How to Help Iraqi Refugees


Land of the free no more: Pastor fights fine for pre-war Iraq trip

A wild Turkey chase?

This vividly reminds one of a similar blunder in the summer of 2006, when US officials backed Israel's cross-border incursions into southern Lebanon with the stated aim of "neutralizing" a terrorist organization (Hezbollah) and destroying its "organizational infrastructure". The vocabulary used in both occasions, and the reactions solicited from Washington, are so strikingly similar that, inevitably, they invite comparisons between Israel's ultimately futile misadventure in Lebanon and Turkey's operation that is already a week long. Despite the US's prodding to "keep it short", it may end up approximating Israel's 33-day campaign against Hezbollah. This is particularly so since the Turkish army has to endure harsh winter conditions in addition to a resilient foe of about 3,000 or so PKK fighters.

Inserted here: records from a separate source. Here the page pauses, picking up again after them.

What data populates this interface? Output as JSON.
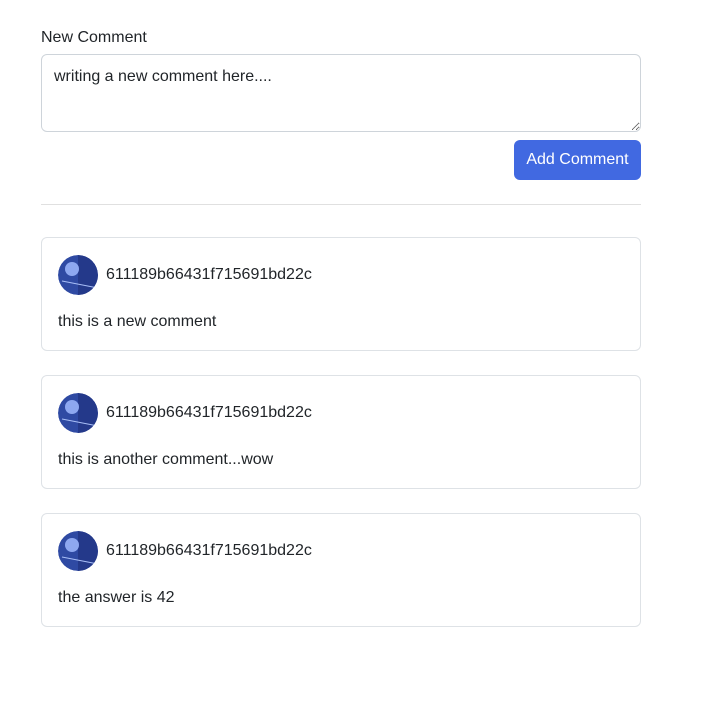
{
  "form": {
    "label": "New Comment",
    "textarea_value": "writing a new comment here....",
    "submit_label": "Add Comment"
  },
  "comments": [
    {
      "author": "611189b66431f715691bd22c",
      "text": "this is a new comment"
    },
    {
      "author": "611189b66431f715691bd22c",
      "text": "this is another comment...wow"
    },
    {
      "author": "611189b66431f715691bd22c",
      "text": "the answer is 42"
    }
  ],
  "colors": {
    "accent": "#4169e1",
    "avatar_bg": "#2f4aa3",
    "avatar_fg": "#8ea8f0"
  },
  "icons": {
    "avatar": "user-avatar-icon"
  }
}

……Are respected US neo-cons ready to sell out the Baghdad government, about to play host to Iran's president, as well? And if so, what really will remain of the US's Iraq policy, one that, at least officially, has been anchored in the commitment to Iraq's integrity and sovereignty? The answer is that the US has now made a bad joke of its Iraq policy by not even paying lip service to Iraq's sovereignty in the wake of Turkey's aggressive violation of Iraq's territorial integrity, with so many Turkish pundits openly wishing for a Turkish "buffer" inside Iraq, ostensibly to prevent the PKK access to southeastern Turkish towns and villages. This error in judgment on Washington's part is a serious one that could come to haunt its policy-makers, who have opted to pawn the US's Iraq policy into Turkey's hands, just as they did with respect to Israel in Lebanon two years ago.

Iraq: Divided and Disintegrating

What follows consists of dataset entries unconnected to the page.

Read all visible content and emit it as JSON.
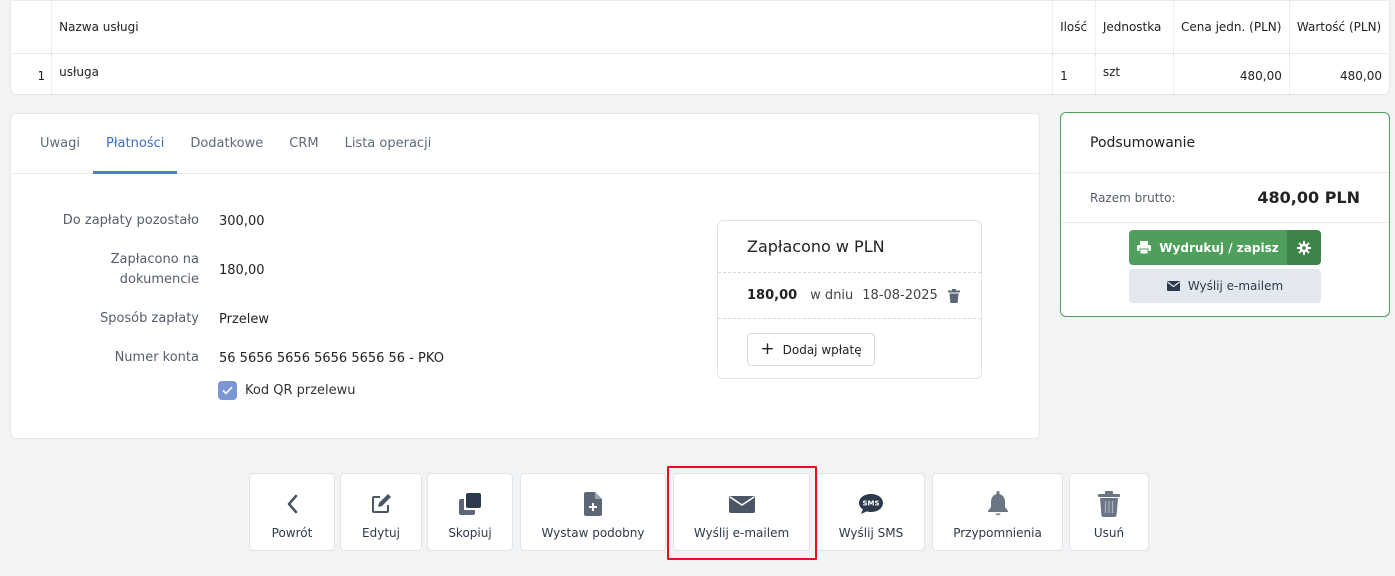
{
  "items_table": {
    "headers": [
      "",
      "Nazwa usługi",
      "Ilość",
      "Jednostka",
      "Cena jedn. (PLN)",
      "Wartość (PLN)"
    ],
    "rows": [
      {
        "lp": "1",
        "name": "usługa",
        "qty": "1",
        "unit": "szt",
        "unit_price": "480,00",
        "value": "480,00"
      }
    ]
  },
  "tabs": [
    "Uwagi",
    "Płatności",
    "Dodatkowe",
    "CRM",
    "Lista operacji"
  ],
  "active_tab": "Płatności",
  "payment": {
    "remaining_label": "Do zapłaty pozostało",
    "remaining_value": "300,00",
    "paid_label": "Zapłacono na dokumencie",
    "paid_value": "180,00",
    "method_label": "Sposób zapłaty",
    "method_value": "Przelew",
    "account_label": "Numer konta",
    "account_value": "56 5656 5656 5656 5656 56 - PKO",
    "qr_label": "Kod QR przelewu",
    "qr_checked": true
  },
  "paid_box": {
    "title": "Zapłacono w PLN",
    "amount": "180,00",
    "on_label": "w dniu",
    "date": "18-08-2025",
    "add_label": "Dodaj wpłatę"
  },
  "summary": {
    "title": "Podsumowanie",
    "total_label": "Razem brutto:",
    "total_value": "480,00 PLN",
    "print_label": "Wydrukuj / zapisz",
    "email_label": "Wyślij e-mailem"
  },
  "actions": [
    {
      "label": "Powrót",
      "icon": "chevron-left-icon"
    },
    {
      "label": "Edytuj",
      "icon": "edit-icon"
    },
    {
      "label": "Skopiuj",
      "icon": "copy-icon"
    },
    {
      "label": "Wystaw podobny",
      "icon": "file-plus-icon"
    },
    {
      "label": "Wyślij e-mailem",
      "icon": "envelope-icon"
    },
    {
      "label": "Wyślij SMS",
      "icon": "sms-icon"
    },
    {
      "label": "Przypomnienia",
      "icon": "bell-icon"
    },
    {
      "label": "Usuń",
      "icon": "trash-icon"
    }
  ],
  "colors": {
    "accent_blue": "#4a7ed4",
    "success_green": "#4e9f5b",
    "highlight_red": "#e0141c"
  }
}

Iraq is disintegrating faster than ever. The Turkish army invaded the north of the country last week and is still there. Iraqi Kurdistan is becoming like Gaza where Israel can send in its tanks and helicopters at will. The US, so sensitive to any threat to Iraqi sovereignty from Iran or Syria, has blandly consented to the Turkish attack on the one part of Iraq which was at peace. The Turkish government piously claims that its army is in pursuit of PKK Turkish Kurd guerrillas, but it is unlikely to inflict serious damage on them as they hide in long-prepared bunkers and deep ravines of the Kurdish mountains. What the Turkish incursion is doing is weakening the Kurdistan Regional Government, the autonomous Kurdish zone, the creation of which is one of the few concrete achievements of the US and British invasion of Iraq five years ago. One of the most extraordinary developments in the Iraqi war has been the success with which the White House has been able to persuade so much of the political and media establishment in the US that, by means of “the Surge”, an extra 30,000 US troops, it is on the verge of political and military success in Iraq. All that is needed now, argue US generals, is political reconciliation between the Iraqi communities. Few demands could be more hypocritical.

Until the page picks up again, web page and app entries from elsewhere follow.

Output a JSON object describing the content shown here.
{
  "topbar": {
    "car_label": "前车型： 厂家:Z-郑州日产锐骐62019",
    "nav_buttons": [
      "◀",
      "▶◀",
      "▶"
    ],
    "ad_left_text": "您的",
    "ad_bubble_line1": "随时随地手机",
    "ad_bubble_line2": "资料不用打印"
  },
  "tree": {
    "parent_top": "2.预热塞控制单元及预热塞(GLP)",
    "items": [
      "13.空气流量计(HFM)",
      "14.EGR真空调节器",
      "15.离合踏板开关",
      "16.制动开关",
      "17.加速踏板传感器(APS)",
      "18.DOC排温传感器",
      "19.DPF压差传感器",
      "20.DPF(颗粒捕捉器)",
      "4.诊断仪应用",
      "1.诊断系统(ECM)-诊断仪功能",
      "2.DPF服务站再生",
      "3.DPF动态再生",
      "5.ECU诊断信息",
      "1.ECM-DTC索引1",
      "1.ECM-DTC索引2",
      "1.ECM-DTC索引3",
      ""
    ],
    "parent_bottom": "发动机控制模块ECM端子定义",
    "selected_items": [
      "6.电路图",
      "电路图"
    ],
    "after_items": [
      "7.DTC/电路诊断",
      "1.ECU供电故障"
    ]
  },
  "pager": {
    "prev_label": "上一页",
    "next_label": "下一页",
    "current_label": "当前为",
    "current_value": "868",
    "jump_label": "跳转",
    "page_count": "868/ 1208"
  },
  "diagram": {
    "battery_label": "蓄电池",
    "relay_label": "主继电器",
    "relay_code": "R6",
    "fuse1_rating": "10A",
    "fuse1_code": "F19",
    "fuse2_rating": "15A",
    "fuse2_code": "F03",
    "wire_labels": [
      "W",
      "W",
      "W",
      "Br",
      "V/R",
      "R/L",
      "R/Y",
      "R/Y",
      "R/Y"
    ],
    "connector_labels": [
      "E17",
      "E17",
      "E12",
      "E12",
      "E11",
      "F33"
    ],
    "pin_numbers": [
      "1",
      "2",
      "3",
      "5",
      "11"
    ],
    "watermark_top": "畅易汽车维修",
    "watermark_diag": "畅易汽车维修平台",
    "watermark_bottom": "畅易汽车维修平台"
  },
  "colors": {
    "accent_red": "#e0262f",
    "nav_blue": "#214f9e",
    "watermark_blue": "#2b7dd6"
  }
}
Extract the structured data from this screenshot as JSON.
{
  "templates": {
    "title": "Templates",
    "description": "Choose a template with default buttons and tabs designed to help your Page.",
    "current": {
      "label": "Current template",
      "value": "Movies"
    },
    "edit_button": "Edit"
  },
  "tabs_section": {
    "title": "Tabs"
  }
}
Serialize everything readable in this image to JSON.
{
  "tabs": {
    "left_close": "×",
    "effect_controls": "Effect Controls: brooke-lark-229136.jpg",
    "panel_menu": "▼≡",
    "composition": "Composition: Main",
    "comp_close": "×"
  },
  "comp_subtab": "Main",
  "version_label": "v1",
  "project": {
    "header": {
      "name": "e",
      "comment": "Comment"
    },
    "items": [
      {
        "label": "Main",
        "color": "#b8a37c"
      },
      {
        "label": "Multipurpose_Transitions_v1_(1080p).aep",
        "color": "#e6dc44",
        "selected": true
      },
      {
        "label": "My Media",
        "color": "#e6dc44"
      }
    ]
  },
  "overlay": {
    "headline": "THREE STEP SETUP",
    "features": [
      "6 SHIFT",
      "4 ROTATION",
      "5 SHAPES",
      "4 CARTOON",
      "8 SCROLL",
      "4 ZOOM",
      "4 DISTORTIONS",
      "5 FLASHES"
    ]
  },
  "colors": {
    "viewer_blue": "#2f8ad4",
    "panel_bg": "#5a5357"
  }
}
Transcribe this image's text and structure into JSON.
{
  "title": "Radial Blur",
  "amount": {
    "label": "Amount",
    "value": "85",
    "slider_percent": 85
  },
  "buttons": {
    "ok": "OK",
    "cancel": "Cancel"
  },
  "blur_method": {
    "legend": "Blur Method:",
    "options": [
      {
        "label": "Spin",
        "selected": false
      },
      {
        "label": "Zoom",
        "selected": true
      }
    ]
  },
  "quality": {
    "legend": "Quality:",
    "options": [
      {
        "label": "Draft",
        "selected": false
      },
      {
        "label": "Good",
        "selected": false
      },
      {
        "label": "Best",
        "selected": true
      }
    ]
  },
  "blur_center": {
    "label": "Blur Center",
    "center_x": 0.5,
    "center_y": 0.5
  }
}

Quote of the day: And in plain point of fact, the Bush-Cheney faction – and the elite interests they represent – has already won the war in Iraq...They've won even if Iraq collapses into perpetual anarchy, or becomes an extremist religious state; they've won even if the whole region goes up in flames, and terrorism flares to unprecedented heights – because this will just mean more war-profiteering, more fear-profiteering. And yes, they've won even if they lose their majority [in November 2006] or the presidency in 2008, because war and fear will still fill their coffers, buying them continuing influence and power as they bide their time through another interregnum of a Democratic "centrist" – who will, at best, only nibble at the edges of the militarist state – until they are back in the saddle again. The only way they can lose the Iraq War is if they are actually arrested and imprisoned for their war crimes. And you know and I know that's not going to happen. –Chris Floyd